Taking things (and people) for granted is not good stewardship. You can do better. Just be a little more intentional.
I had the privilege of being a chaperone for my youngest son’s field trip to Yosemite National Park yesterday. I am embarrassed to say that I don’t think I’ve been to Yosemite since I was in high school. Millions of people come from around the world to see this majestic park and I take it for granted.
Fortunately, some people of vision designated it a national park over 125 years ago so that we could enjoy it today. It was designated as a National Park in 1890. But prior to that, none other than President Lincoln sent a bill to Congress in 1864 stating that “the lands be held “…for public use, resort, and recreation…inalienable for all time.”
This was truly an act of stewardship and vision. And it paved the way for Yosemite to receive the National Park designation, third behind Yellowstone and Sequoia.
As I reflected on that, it was a powerful reminder that I am a steward of my son who was with me, and of his siblings as well.
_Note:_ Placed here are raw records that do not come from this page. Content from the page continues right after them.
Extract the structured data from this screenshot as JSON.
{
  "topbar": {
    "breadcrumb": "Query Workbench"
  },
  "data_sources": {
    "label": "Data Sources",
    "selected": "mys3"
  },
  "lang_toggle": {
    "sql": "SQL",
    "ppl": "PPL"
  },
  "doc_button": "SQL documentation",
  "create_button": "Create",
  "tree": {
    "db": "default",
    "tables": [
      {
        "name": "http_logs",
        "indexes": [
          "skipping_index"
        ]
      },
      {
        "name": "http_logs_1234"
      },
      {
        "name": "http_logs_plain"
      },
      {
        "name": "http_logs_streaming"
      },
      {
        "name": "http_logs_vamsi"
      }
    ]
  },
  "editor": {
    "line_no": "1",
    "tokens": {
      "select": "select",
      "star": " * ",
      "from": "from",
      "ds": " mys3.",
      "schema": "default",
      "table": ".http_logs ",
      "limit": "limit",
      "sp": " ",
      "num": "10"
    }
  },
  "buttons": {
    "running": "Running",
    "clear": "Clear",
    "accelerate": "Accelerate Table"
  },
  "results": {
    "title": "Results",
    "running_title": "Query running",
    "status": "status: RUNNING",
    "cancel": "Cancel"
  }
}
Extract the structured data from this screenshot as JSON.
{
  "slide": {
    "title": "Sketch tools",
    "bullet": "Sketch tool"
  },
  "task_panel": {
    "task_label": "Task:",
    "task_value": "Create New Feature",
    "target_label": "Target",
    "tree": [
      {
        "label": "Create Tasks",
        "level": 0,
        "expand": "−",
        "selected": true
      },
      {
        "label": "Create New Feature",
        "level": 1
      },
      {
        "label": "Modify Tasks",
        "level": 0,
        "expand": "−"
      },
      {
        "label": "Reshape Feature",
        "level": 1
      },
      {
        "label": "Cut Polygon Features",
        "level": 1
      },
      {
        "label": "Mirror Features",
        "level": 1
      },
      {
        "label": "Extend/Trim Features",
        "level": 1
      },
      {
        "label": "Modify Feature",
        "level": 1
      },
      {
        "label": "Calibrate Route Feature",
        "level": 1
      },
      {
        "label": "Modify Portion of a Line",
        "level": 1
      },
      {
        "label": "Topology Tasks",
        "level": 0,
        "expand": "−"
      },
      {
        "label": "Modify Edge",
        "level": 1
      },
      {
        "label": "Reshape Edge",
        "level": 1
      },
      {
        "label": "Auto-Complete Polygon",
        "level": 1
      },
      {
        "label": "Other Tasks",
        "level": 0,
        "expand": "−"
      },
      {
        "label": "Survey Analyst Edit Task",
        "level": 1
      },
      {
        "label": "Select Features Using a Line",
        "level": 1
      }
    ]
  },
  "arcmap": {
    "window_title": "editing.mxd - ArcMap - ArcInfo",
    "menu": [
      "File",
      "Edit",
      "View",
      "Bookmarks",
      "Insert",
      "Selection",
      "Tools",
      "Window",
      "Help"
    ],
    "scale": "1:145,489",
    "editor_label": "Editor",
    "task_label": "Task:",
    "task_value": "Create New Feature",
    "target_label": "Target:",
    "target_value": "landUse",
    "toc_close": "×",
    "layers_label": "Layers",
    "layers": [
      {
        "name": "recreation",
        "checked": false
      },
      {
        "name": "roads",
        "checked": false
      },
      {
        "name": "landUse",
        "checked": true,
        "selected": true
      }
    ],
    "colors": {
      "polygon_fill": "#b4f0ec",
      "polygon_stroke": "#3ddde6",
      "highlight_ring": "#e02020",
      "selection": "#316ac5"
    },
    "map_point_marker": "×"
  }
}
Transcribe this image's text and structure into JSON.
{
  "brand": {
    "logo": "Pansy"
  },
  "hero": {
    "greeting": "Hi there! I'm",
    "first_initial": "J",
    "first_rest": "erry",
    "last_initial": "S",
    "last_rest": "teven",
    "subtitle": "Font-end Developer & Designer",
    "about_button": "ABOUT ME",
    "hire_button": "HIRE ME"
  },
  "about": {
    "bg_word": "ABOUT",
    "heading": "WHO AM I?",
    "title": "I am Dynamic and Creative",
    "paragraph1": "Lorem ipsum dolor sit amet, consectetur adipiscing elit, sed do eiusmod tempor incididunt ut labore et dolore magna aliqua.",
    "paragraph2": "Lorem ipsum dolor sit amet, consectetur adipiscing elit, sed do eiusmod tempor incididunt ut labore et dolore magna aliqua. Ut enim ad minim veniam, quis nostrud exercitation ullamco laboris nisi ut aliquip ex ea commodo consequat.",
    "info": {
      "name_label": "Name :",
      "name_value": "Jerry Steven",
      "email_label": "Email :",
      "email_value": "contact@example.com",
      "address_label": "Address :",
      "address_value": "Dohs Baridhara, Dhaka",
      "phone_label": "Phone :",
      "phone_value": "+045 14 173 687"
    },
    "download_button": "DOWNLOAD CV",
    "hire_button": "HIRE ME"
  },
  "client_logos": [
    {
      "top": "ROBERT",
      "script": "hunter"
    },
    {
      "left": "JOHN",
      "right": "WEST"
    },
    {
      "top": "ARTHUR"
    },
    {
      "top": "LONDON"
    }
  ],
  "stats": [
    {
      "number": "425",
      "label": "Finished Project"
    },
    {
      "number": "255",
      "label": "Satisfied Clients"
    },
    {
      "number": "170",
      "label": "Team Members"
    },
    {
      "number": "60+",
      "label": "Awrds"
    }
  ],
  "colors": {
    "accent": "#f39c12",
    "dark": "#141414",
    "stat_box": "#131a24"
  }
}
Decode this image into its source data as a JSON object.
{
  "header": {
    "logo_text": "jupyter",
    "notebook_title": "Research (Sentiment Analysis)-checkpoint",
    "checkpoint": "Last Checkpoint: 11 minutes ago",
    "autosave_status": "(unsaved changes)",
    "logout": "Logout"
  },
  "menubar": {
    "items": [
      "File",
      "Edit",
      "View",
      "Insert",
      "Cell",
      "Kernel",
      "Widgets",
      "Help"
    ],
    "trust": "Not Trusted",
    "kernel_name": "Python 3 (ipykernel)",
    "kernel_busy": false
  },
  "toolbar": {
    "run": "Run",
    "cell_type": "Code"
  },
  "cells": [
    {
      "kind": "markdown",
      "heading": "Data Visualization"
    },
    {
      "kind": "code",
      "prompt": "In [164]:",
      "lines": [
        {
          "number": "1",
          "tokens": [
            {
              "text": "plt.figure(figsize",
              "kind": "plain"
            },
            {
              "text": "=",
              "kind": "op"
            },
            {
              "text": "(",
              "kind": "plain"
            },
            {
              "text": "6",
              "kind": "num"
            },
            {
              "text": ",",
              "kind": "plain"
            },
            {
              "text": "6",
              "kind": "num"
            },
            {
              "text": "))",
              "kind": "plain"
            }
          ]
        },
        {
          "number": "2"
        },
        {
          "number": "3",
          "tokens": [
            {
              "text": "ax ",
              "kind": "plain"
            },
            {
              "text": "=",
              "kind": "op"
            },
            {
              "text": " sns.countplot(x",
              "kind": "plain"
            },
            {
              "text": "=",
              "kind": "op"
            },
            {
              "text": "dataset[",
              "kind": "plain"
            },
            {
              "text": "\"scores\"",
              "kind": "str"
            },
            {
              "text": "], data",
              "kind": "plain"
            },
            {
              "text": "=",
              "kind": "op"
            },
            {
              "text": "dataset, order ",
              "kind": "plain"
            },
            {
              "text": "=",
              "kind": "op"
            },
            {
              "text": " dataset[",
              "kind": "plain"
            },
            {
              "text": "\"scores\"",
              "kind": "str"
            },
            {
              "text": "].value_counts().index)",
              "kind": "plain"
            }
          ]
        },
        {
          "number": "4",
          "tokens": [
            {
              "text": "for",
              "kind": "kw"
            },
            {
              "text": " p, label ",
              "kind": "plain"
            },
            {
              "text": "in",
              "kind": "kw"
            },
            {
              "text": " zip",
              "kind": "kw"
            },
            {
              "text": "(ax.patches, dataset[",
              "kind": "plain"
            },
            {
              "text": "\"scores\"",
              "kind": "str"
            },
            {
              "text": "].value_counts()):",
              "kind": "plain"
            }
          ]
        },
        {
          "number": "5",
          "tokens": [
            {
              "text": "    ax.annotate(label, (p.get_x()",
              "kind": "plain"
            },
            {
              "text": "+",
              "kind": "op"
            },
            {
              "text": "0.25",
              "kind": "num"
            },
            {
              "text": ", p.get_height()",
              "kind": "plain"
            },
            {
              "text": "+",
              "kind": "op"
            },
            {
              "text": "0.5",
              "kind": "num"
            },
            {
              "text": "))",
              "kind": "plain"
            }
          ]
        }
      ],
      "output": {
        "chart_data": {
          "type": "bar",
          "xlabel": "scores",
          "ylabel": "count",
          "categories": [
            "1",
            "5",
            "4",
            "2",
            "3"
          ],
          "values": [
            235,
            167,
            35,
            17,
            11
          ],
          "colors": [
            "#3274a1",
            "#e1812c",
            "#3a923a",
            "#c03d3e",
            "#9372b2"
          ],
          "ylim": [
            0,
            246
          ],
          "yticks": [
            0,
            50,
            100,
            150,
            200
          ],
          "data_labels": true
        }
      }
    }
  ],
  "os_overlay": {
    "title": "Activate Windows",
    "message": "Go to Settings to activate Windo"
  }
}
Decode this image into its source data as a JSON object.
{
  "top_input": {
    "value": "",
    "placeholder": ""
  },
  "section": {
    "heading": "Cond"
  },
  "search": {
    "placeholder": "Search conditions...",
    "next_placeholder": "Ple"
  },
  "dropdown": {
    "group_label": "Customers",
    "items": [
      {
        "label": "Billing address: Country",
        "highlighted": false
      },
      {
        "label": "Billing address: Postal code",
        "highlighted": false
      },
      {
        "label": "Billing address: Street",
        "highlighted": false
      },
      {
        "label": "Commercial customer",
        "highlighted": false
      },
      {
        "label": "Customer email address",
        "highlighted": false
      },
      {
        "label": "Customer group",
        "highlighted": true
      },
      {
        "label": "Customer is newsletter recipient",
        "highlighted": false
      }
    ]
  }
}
I feel blessed that I could enjoy that trip with him. It was so fun to watch him run around and experience the deer we saw, the waterfalls we hiked to, and the museums we explored. And he thanked me at least three times for taking him! I was the one who should have been thanking him, for letting me be a chaperone.
Plus, I got to help him start to break in his new hiking boots, which will be put to the test this August when we set out to summit Mt. Whitney together.
My reflections also reminded me that I need to not take my time with him for granted, like I have with Yosemite in my back yard. I need to make the most of the time I have with him, whether that’s playing or teaching or guiding. God has entrusted me with his development, just as much as his protection and provision.
It can be easy to justify reasons for working or doing other things as part of my responsibilities for providing for him and protecting him. But I need to remember that his character and soul are my responsibility, too, and that requires investments of time and attention.
And so, rather than work on my task list earlier tonight, I decided to just watch him practice with this soccer team. I want him to know he’s important to me. Sometimes that just means being present.
For your advantage,